By Connor Bloom ’19
On Saturday, January 28th twenty Claremont McKenna students began their day early and headed over to the Kravis Center to catch a 7am bus to the Kravis Leadership Institute’s second Passion and Purpose Retreat co-led by Scott Sherman, Senior Director of Social Innovation and Co-Curricular Programming and Gemma Bulos, Director of Social Innovation and Impact along with Shreya Bhatnagar ’20, Sydney Baffour ’20, and CC Schwab ’19—three students trained as Social Innovation Consultants (SIC’s). After a relatively short bus ride up into the mountains around Big Bear, the students unloaded their bags in their cabins and went straight into workshops. The students spent the rest of Saturday and Sunday morning doing activities designed to help bring out their creativity, innovation, improvisation, and ultimately their passions.
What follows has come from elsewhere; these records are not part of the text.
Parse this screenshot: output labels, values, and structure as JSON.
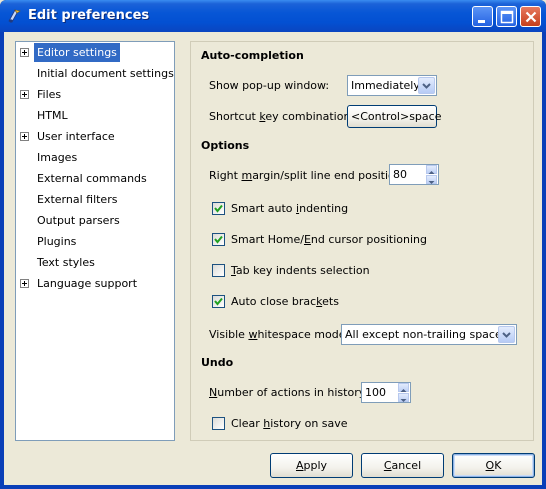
{
  "window": {
    "title": "Edit preferences",
    "icon": "gear-app-icon"
  },
  "tree": {
    "items": [
      {
        "label": "Editor settings",
        "expandable": true,
        "selected": true
      },
      {
        "label": "Initial document settings",
        "expandable": false
      },
      {
        "label": "Files",
        "expandable": true
      },
      {
        "label": "HTML",
        "expandable": false
      },
      {
        "label": "User interface",
        "expandable": true
      },
      {
        "label": "Images",
        "expandable": false
      },
      {
        "label": "External commands",
        "expandable": false
      },
      {
        "label": "External filters",
        "expandable": false
      },
      {
        "label": "Output parsers",
        "expandable": false
      },
      {
        "label": "Plugins",
        "expandable": false
      },
      {
        "label": "Text styles",
        "expandable": false
      },
      {
        "label": "Language support",
        "expandable": true
      }
    ]
  },
  "autocompletion": {
    "title": "Auto-completion",
    "popup_label": "Show pop-up window:",
    "popup_value": "Immediately",
    "shortcut_label_pre": "Shortcut ",
    "shortcut_label_key": "k",
    "shortcut_label_post": "ey combination:",
    "shortcut_value": "<Control>space"
  },
  "options": {
    "title": "Options",
    "right_margin_label_pre": "Right ",
    "right_margin_label_key": "m",
    "right_margin_label_post": "argin/split line end position:",
    "right_margin_value": "80",
    "smart_indent": {
      "pre": "Smart auto ",
      "key": "i",
      "post": "ndenting",
      "checked": true
    },
    "smart_home": {
      "pre": "Smart Home/",
      "key": "E",
      "post": "nd cursor positioning",
      "checked": true
    },
    "tab_indents": {
      "pre": "",
      "key": "T",
      "post": "ab key indents selection",
      "checked": false
    },
    "auto_close": {
      "pre": "Auto close brac",
      "key": "k",
      "post": "ets",
      "checked": true
    },
    "whitespace_label_pre": "Visible ",
    "whitespace_label_key": "w",
    "whitespace_label_post": "hitespace mode:",
    "whitespace_value": "All except non-trailing spaces"
  },
  "undo": {
    "title": "Undo",
    "actions_label_pre": "",
    "actions_label_key": "N",
    "actions_label_post": "umber of actions in history:",
    "actions_value": "100",
    "clear_history": {
      "pre": "Clear ",
      "key": "h",
      "post": "istory on save",
      "checked": false
    }
  },
  "buttons": {
    "apply": {
      "key": "A",
      "post": "pply"
    },
    "cancel": {
      "key": "C",
      "post": "ancel"
    },
    "ok": {
      "key": "O",
      "post": "K"
    }
  }
}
The first activity that the students were tasked with by Scott was to find someone in the room that they didn’t know and ask one another a series of increasingly personal questions. In describing the activity Scott noted that it is incredibly important in today’s world to be able to relate to people, to get to know them, and to make them feel valued; it is through making these types of connections that you can accomplish change. While some activities such as this were more serious, others pushed students out of their comfort zones in completely different ways.
One series of activities saw students work on their improv skills in various situations, encouraging them to think on the spot, even make mistakes and then run with them! Students also got to hear both Scott and Gemma’s stories—the meandering paths that they took to being social entrepreneurs, the lesson being that life isn’t always a straight path to where you are going. After hearing their stories, students took a half hour alone to themselves to write out three completely different life paths that they could see for themselves if they had no constraints. When they came together to share, many students found that the activity gave them a renewed sense of purpose and hope, both in what they can accomplish in their lives, and in what others chose to do with theirs. A common theme in life trajectories seemed to be giving back to the world or a community in some way. Saturday ended with a campfire and a capella sing-alongs (not always on key). With the smell of campfire smoke in their sweaters, the students retired to their cabins for the night.
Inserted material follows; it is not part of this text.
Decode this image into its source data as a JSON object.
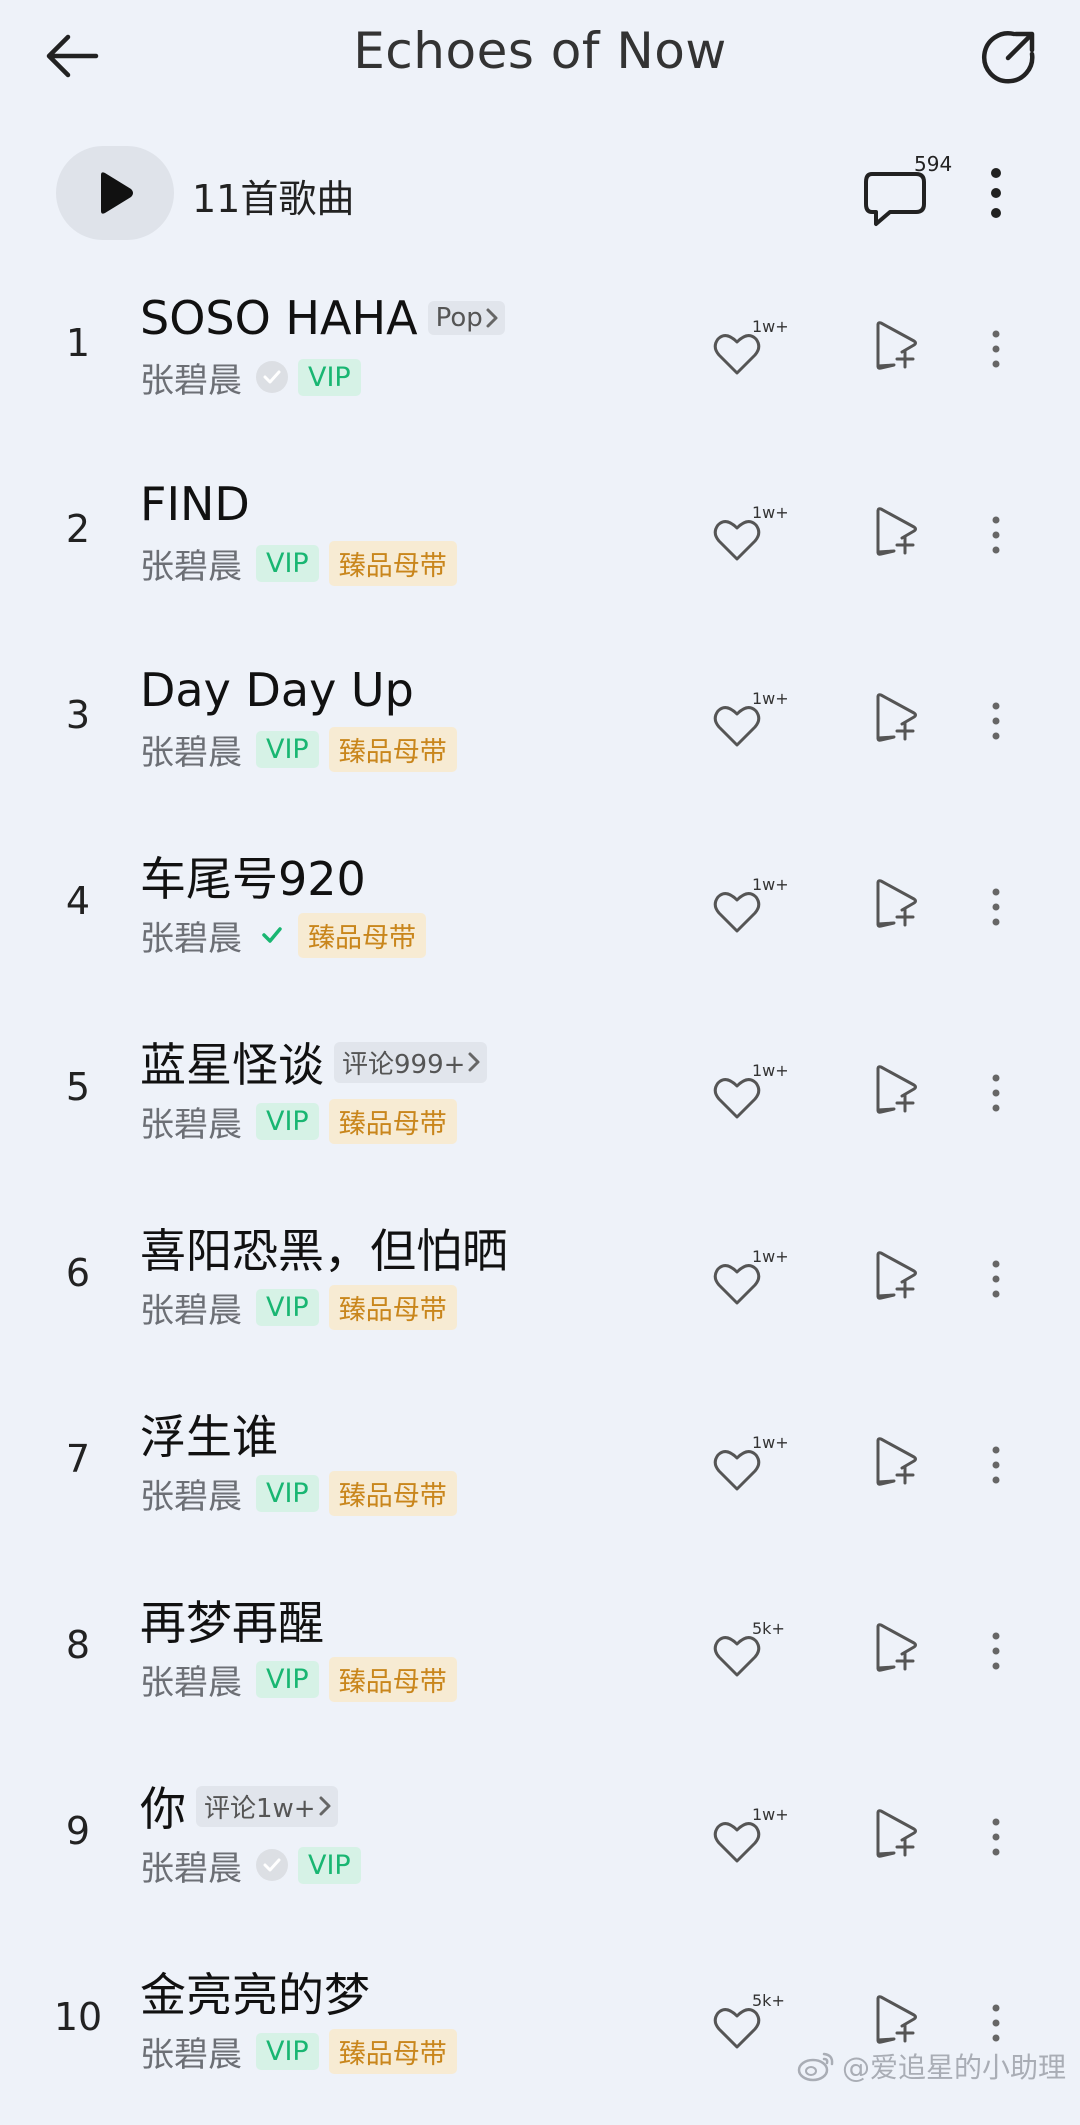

Sunday morning saw the SIC’s—Shreya, Sydney, and CC—leading the activities. After collectively coming up with what they perceived to be the nine biggest problems facing the world today, students worked to come up with solutions. They were encouraged to write solutions, no matter how crazy or infeasible, on sticky notes and post them up around the room. After the solution portion had finished, each student took one solution idea and devised a realistic game plan to implement it. These individual implementation plans were then shared with the rest of the group.
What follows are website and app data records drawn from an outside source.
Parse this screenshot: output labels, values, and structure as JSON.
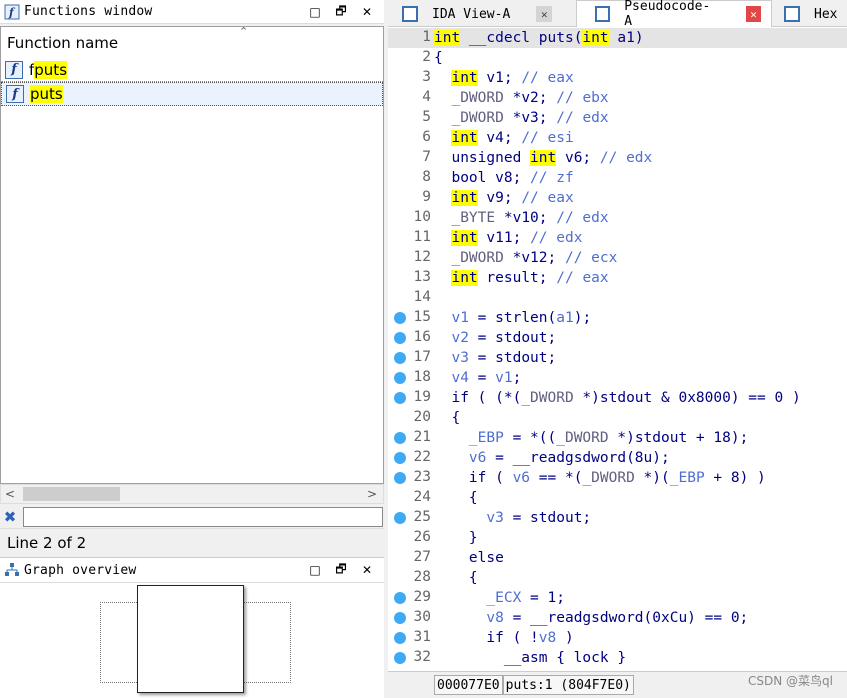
{
  "functions_window": {
    "title": "Functions window",
    "column_header": "Function name",
    "items": [
      {
        "icon": "function-icon",
        "name_prefix": "f",
        "name_highlight": "puts"
      },
      {
        "icon": "function-icon",
        "name_prefix": "",
        "name_highlight": "puts"
      }
    ],
    "status": "Line 2 of 2"
  },
  "graph_overview": {
    "title": "Graph overview"
  },
  "tabs": [
    {
      "label": "IDA View-A",
      "icon": "ida-view-icon",
      "active": false
    },
    {
      "label": "Pseudocode-A",
      "icon": "pseudocode-icon",
      "active": true
    },
    {
      "label": "Hex",
      "icon": "hex-view-icon",
      "active": false
    }
  ],
  "code": {
    "lines": [
      {
        "n": "1",
        "dot": false,
        "html": "<span class='c-hl'>int</span> __cdecl puts(<span class='c-hl'>int</span> a1)"
      },
      {
        "n": "2",
        "dot": false,
        "html": "{"
      },
      {
        "n": "3",
        "dot": false,
        "html": "  <span class='c-hl'>int</span> v1; <span class='c-cmt'>// eax</span>"
      },
      {
        "n": "4",
        "dot": false,
        "html": "  <span class='c-type'>_DWORD</span> *v2; <span class='c-cmt'>// ebx</span>"
      },
      {
        "n": "5",
        "dot": false,
        "html": "  <span class='c-type'>_DWORD</span> *v3; <span class='c-cmt'>// edx</span>"
      },
      {
        "n": "6",
        "dot": false,
        "html": "  <span class='c-hl'>int</span> v4; <span class='c-cmt'>// esi</span>"
      },
      {
        "n": "7",
        "dot": false,
        "html": "  unsigned <span class='c-hl'>int</span> v6; <span class='c-cmt'>// edx</span>"
      },
      {
        "n": "8",
        "dot": false,
        "html": "  bool v8; <span class='c-cmt'>// zf</span>"
      },
      {
        "n": "9",
        "dot": false,
        "html": "  <span class='c-hl'>int</span> v9; <span class='c-cmt'>// eax</span>"
      },
      {
        "n": "10",
        "dot": false,
        "html": "  <span class='c-type'>_BYTE</span> *v10; <span class='c-cmt'>// edx</span>"
      },
      {
        "n": "11",
        "dot": false,
        "html": "  <span class='c-hl'>int</span> v11; <span class='c-cmt'>// edx</span>"
      },
      {
        "n": "12",
        "dot": false,
        "html": "  <span class='c-type'>_DWORD</span> *v12; <span class='c-cmt'>// ecx</span>"
      },
      {
        "n": "13",
        "dot": false,
        "html": "  <span class='c-hl'>int</span> result; <span class='c-cmt'>// eax</span>"
      },
      {
        "n": "14",
        "dot": false,
        "html": ""
      },
      {
        "n": "15",
        "dot": true,
        "html": "  <span class='c-var'>v1</span> = strlen(<span class='c-var'>a1</span>);"
      },
      {
        "n": "16",
        "dot": true,
        "html": "  <span class='c-var'>v2</span> = stdout;"
      },
      {
        "n": "17",
        "dot": true,
        "html": "  <span class='c-var'>v3</span> = stdout;"
      },
      {
        "n": "18",
        "dot": true,
        "html": "  <span class='c-var'>v4</span> = <span class='c-var'>v1</span>;"
      },
      {
        "n": "19",
        "dot": true,
        "html": "  if ( (*(<span class='c-type'>_DWORD</span> *)stdout &amp; 0x8000) == 0 )"
      },
      {
        "n": "20",
        "dot": false,
        "html": "  {"
      },
      {
        "n": "21",
        "dot": true,
        "html": "    <span class='c-var'>_EBP</span> = *((<span class='c-type'>_DWORD</span> *)stdout + 18);"
      },
      {
        "n": "22",
        "dot": true,
        "html": "    <span class='c-var'>v6</span> = __readgsdword(8u);"
      },
      {
        "n": "23",
        "dot": true,
        "html": "    if ( <span class='c-var'>v6</span> == *(<span class='c-type'>_DWORD</span> *)(<span class='c-var'>_EBP</span> + 8) )"
      },
      {
        "n": "24",
        "dot": false,
        "html": "    {"
      },
      {
        "n": "25",
        "dot": true,
        "html": "      <span class='c-var'>v3</span> = stdout;"
      },
      {
        "n": "26",
        "dot": false,
        "html": "    }"
      },
      {
        "n": "27",
        "dot": false,
        "html": "    else"
      },
      {
        "n": "28",
        "dot": false,
        "html": "    {"
      },
      {
        "n": "29",
        "dot": true,
        "html": "      <span class='c-var'>_ECX</span> = 1;"
      },
      {
        "n": "30",
        "dot": true,
        "html": "      <span class='c-var'>v8</span> = __readgsdword(0xCu) == 0;"
      },
      {
        "n": "31",
        "dot": true,
        "html": "      if ( !<span class='c-var'>v8</span> )"
      },
      {
        "n": "32",
        "dot": true,
        "html": "        __asm { lock }"
      }
    ]
  },
  "status_bar": {
    "address": "000077E0",
    "location": "puts:1 (804F7E0)"
  },
  "watermark": "CSDN @菜鸟ql",
  "colors": {
    "highlight": "#ffff00",
    "breakpoint_dot": "#3fa9f5",
    "keyword": "#000080",
    "variable": "#4f6fd0"
  }
}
As the students hopped back on the bus to head back to campus, there was a general sense that they had really gotten something tangible from the two-day retreat. Although they may not know exactly what their purpose is as they returned to campus, they were definitely feeling more passionate about going out there and finding it. Ellen Broaddus ’20 summed up the retreat nicely saying, “I think in college we sometimes learn that every decision must further our professional ‘plan’, but this workshop showed me that there is value in mistakes and dead ends and that as long as you work towards finding your passion, you’ll end up where you need to be.”
The retreat would not have been possible without the behind-the-scenes logistical work of Tori Gaines, Leadership Programs Coordinator, KLI.